There is no standard definition of efficiency for energy recovery devices (ERDs). Each supplier is free to create their own definition that (nor surprisingly) often favor their particular technology.
This White Paper addresses the impact of ERDs on the energy consumption of the RO process using an objective and fully transparent criteria. The analysis shows that published ERD efficiency data has virtually no correlation to the actual energy consumption of the RO system.
Two new factors are presented, transfer efficiency and field efficiency that allow a more accurate characterization of ERDs in realistic field operation. The impact of various ERDs on energy consumption of a hypothetical 20,000 m3/day SWRO train is presented.
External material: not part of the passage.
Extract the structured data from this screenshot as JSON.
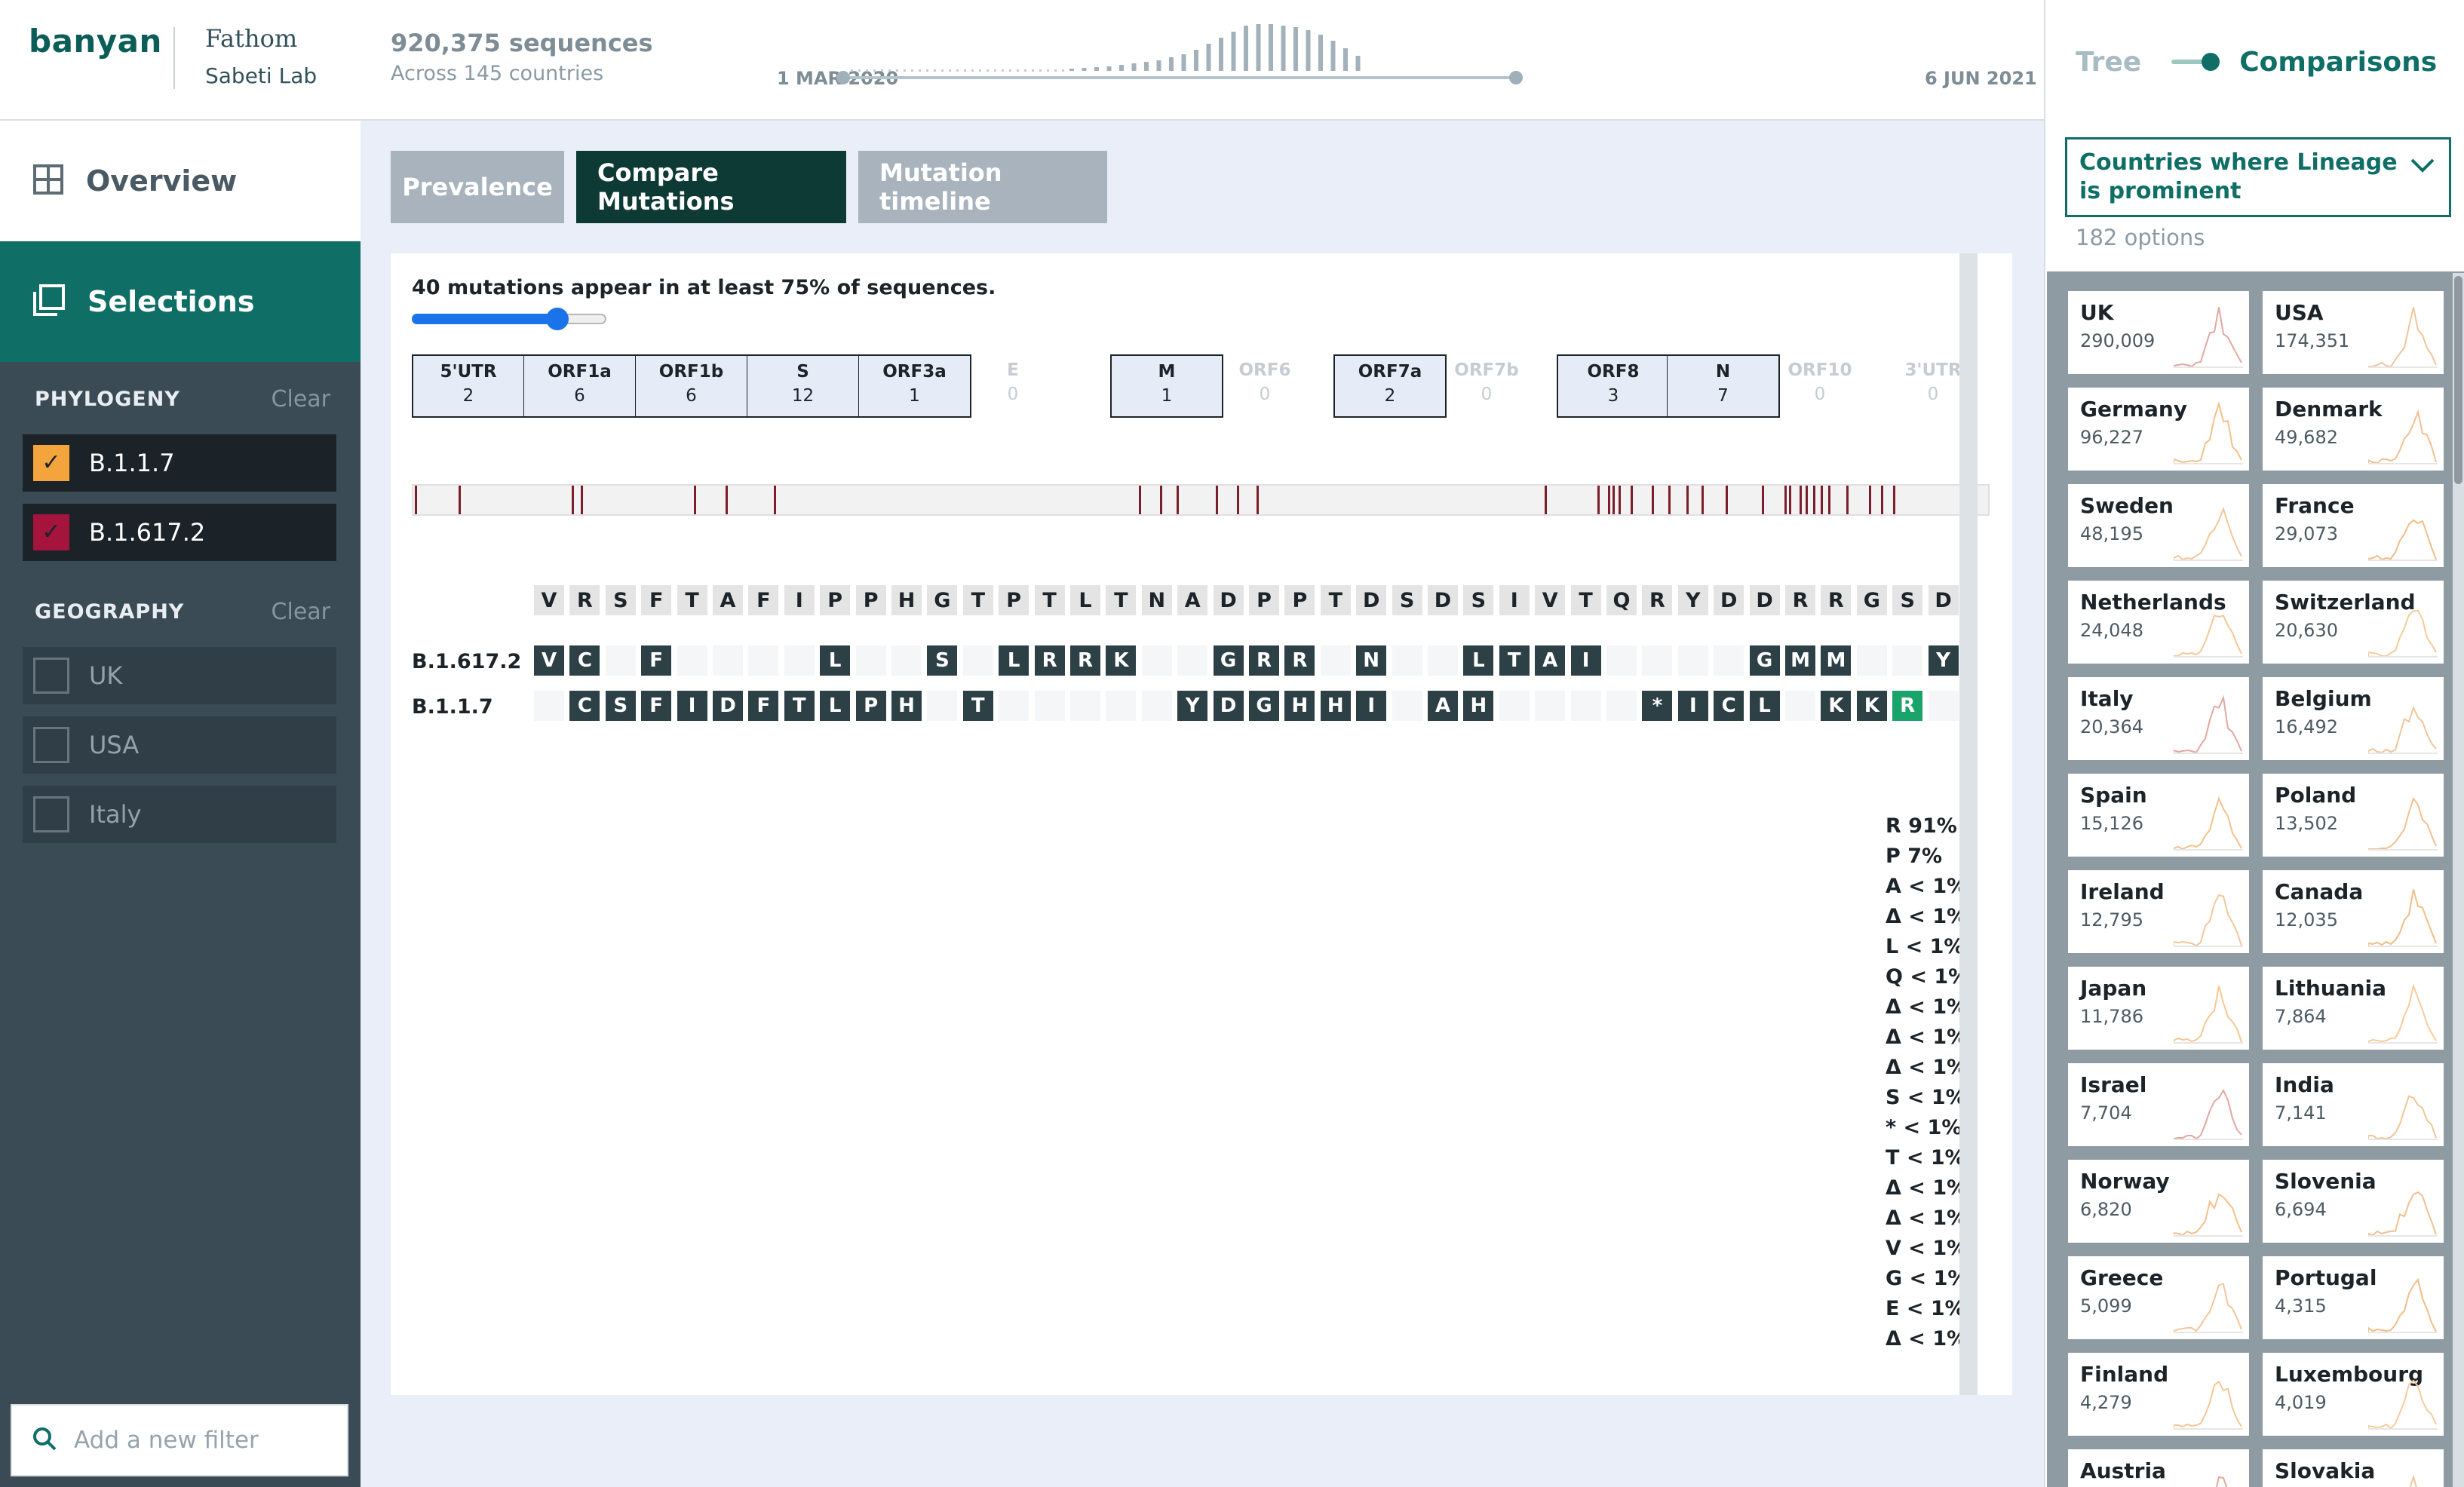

In large scale systems, the analysis clearly indicates turbochargers provide the same or better energy consumption than all other ERDs including Isobaric Chambers.
In particular, isobaric chambers, that purport to have a 97% efficiency have, in fact, an efficiency in range of 83-85% in most field applications. An unfortunate consequence is that efficiency requirements of 95+% are often included in project specifications precluding other ERDs that can offer a significantly lower cost of permeate through comparable energy consumption and reduced CAPEX and OPEX.
It is time to open project specification to all field-proven ERDs and let the market decide the winner.